It’s a pretty spectacular way to see Vanuatu, though. The flight into Gaua is a favourite, keep your eyes peeled for Mt Garet!
13. Lonwok Lake
If you’re up for a relaxing kayak or wooden jetty to jump from, this crater full of freshwater, deep enough to float a cruise ship, is a short boat away on Ambrym island. You’ll have to catch a boat, as there are no roads to this part of the island. We talk more about Lonwok Lake in our Insider’s Guide to Ambrym.
14. Maewo’s Moon Cave
Maewo’s Moon Cave, also known as ‘the cave of the hole of the moon’ plays an important role in local kastom stories.
The moon once lived in this cave, until Tagaro (the God of the sea) threw the moon out of the cave to the south and north and west. He was happy with its place in the west, and so he left it there. The three canals of water that run into the cave are believed to be where the moon passed when Tagaro threw it out.
It’s a spectacular sight to behold. You can swim through with your snorkel and flippers and allow the tide to take you out.
15. Vanuatu Time
Vanuatu time, locally called Aelan Taem, is thrilling in a different kind of way.
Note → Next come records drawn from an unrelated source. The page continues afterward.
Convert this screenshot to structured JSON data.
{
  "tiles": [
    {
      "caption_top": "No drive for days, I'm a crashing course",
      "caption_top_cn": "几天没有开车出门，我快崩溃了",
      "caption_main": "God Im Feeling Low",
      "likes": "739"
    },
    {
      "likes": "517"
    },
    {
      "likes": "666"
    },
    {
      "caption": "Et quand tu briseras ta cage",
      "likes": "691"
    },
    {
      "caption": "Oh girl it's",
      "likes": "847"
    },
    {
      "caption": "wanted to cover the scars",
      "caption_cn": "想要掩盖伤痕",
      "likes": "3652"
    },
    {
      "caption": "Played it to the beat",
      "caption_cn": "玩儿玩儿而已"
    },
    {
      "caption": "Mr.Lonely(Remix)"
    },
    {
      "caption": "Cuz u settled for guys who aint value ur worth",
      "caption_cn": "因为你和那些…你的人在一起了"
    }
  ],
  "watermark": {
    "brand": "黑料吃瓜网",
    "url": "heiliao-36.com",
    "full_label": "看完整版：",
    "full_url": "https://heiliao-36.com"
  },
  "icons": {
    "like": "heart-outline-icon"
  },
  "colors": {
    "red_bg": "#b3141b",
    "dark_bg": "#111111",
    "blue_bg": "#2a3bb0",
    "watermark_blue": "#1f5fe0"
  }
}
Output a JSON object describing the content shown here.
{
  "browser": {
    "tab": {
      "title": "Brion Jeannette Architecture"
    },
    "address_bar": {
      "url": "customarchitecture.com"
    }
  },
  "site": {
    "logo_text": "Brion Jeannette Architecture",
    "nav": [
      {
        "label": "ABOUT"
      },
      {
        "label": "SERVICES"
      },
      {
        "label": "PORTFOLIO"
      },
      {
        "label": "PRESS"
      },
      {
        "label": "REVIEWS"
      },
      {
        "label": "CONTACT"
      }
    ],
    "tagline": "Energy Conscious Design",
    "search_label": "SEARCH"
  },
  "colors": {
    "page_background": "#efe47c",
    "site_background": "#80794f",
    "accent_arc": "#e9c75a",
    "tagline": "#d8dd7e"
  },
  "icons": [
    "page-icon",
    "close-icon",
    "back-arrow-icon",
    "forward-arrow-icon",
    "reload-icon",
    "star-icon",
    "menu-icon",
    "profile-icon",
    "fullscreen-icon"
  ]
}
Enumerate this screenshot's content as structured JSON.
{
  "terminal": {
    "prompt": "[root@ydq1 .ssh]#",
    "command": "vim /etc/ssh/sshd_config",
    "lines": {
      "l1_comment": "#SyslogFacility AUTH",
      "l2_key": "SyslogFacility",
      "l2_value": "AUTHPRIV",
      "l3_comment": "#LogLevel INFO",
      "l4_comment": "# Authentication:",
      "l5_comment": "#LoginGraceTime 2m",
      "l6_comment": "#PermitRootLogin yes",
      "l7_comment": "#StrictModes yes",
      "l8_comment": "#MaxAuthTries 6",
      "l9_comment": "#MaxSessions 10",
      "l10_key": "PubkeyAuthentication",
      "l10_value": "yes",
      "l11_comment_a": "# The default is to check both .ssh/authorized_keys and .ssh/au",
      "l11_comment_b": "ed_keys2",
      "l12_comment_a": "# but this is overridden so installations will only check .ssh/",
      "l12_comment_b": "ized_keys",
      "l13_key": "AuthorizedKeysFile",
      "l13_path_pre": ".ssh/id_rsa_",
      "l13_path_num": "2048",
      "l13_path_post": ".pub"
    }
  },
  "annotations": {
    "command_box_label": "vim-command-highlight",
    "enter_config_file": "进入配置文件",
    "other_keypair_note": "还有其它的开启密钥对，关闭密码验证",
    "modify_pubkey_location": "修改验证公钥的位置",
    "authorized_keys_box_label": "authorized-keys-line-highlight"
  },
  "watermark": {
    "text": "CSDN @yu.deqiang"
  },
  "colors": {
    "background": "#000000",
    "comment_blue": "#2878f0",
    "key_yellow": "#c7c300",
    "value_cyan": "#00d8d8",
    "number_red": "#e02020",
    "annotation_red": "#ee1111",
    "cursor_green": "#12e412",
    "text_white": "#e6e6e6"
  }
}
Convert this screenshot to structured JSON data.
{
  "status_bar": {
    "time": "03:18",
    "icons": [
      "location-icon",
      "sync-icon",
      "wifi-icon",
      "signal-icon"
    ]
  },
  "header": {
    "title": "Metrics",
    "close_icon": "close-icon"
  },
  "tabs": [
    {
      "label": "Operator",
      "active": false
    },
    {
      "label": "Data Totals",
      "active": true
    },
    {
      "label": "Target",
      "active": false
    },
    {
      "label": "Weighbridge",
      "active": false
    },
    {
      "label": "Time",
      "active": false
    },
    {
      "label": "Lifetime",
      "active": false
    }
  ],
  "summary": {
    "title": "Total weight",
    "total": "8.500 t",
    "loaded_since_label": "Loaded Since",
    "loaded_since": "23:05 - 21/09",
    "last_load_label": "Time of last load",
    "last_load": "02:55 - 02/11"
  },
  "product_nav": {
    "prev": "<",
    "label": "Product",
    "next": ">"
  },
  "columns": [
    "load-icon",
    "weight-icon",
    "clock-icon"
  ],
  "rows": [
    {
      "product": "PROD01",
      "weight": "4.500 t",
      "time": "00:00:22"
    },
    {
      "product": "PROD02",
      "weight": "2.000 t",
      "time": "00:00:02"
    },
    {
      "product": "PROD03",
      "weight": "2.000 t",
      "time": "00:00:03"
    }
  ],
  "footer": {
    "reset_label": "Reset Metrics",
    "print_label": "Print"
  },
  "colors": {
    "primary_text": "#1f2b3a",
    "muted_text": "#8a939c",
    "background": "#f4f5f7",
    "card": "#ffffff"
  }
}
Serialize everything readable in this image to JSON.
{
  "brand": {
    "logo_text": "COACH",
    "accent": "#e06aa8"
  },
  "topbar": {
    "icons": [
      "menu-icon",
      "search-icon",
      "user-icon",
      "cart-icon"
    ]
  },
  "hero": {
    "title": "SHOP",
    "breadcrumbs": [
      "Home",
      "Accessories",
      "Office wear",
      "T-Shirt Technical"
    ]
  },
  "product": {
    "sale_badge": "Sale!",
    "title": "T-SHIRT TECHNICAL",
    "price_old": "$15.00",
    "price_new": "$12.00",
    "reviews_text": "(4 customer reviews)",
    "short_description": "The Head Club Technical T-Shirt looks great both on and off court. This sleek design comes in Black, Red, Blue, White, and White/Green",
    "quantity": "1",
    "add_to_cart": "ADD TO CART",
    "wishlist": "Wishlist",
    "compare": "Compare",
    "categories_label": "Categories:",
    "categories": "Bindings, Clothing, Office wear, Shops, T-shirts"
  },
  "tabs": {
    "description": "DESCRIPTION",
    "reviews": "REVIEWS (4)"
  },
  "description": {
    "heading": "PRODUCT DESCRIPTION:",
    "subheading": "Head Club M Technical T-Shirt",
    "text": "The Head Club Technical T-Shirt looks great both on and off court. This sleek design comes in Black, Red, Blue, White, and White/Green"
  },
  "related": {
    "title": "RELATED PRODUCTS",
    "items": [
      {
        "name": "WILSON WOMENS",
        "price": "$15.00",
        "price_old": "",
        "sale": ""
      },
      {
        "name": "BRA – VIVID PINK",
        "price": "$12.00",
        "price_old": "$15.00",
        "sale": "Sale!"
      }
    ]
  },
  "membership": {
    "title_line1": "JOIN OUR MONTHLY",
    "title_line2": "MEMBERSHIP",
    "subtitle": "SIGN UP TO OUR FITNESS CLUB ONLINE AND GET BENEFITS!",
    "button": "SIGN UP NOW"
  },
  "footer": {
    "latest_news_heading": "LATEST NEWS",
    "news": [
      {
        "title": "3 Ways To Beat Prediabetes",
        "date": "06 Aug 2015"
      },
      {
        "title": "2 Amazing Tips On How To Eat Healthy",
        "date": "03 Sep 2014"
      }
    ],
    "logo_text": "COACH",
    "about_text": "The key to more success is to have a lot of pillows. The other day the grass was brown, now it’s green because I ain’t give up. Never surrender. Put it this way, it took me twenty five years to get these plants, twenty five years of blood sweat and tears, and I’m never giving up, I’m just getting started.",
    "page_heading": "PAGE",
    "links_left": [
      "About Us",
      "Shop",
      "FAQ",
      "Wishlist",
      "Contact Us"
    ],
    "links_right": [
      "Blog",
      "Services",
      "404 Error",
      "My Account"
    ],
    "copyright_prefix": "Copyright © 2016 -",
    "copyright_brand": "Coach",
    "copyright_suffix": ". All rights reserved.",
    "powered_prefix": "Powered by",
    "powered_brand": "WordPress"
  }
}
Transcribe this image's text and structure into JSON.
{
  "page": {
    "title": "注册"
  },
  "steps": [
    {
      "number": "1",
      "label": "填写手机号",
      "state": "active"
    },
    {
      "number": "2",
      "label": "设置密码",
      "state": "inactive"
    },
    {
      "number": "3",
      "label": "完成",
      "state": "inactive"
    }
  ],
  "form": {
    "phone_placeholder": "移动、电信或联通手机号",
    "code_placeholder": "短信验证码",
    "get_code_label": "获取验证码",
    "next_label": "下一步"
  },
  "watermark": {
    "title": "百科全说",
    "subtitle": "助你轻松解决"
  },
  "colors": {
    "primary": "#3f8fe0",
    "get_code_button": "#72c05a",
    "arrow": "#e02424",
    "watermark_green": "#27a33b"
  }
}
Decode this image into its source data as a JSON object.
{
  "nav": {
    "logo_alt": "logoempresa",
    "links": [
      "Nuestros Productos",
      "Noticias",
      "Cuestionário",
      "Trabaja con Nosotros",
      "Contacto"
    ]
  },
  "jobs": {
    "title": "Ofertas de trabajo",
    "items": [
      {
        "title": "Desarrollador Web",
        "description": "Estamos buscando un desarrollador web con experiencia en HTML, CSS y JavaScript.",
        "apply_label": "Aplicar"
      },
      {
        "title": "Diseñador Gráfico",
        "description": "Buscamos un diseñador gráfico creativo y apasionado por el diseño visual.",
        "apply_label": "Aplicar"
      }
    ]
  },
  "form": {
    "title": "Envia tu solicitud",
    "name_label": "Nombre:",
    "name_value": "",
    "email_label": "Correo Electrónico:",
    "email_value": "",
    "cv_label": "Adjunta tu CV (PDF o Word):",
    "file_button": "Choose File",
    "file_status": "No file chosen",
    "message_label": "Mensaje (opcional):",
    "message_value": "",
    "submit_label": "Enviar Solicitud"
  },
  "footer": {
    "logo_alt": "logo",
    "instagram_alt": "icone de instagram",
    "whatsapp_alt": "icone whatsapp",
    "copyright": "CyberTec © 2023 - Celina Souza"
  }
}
Will your tour guide show up? Will there be enough porters? Will your flight be on time? Will your driver know where they’re going? Maybe. Maybe not!
Leaning into this allows you to fall in love with Vanuatu time, and causes you to reflect on the seriousness with which you uphold time at home, and the way you project that expectation onto another culture.
The locals are committed to getting you where you need to go, even if your flight’s delayed or your guides don’t rock up or there are no beds left in your accommodation. You’re in safe hands. They’ll never leave you stranded.
16. Bungalow Accommodation
Bungalows are your only choice for accommodation when you’re travelling through Vanuatu’s Outer Islands. While most places don’t have running water, you’ll be able to wash your body, eat a delicious feed cooked by the family who hosts you, and your bed will be made up with flowers on your pillows every day. What more could you want?
Just make sure you keep your snacks buried deep in your zipped-up backpack, you never know which of the local wildlife may be hungry.
17. Small Boats to Get Around
Flying at top speed across the tops of waves, hugging the towering coastline of Maewo, or the black sand beaches of Ambrym. Huddling in the cabin as the torrential rain drenches the boat. Or sitting outside and giving yourself over to the rain, letting your tongue catch the drops as they fall. Whatever it is, these small boats are a great way to experience the Vanuatu coastline.
18. Naone Waterfall, Maewo
Maewo is fondly known as ‘waterfall island’ and it’s no wonder why. A short walk through farmland, right near the airport, will bring you to the base of Naone Waterfall. We were greeted by metre-long tables of fresh fruit in woven baskets, with a number of cultural dances performed in the water, by the waterfall and halfway up a cascade by local men and women.
This kind of cultural experience can easily be arranged, just ask your host. The ladies held my hand and lovingly dragged me into the dances, helped me scale the waterfall and get back down again. The smiles never left our faces! There are plenty of rocks to jump from here, and the locals will love to see you do it.
19. Kindness of Locals
When we arrived in Maewo, many of the villages close to the airport took the day off. A hundred or so people sat in the shade and welcomed us with open arms and tables of food and woven handicrafts. On all of the islands, the people were thankful and excited by visitors, and this kindness was seen not only in their actions, but in their eyes. Make sure you give yourself time to sit with them and listen to their stories.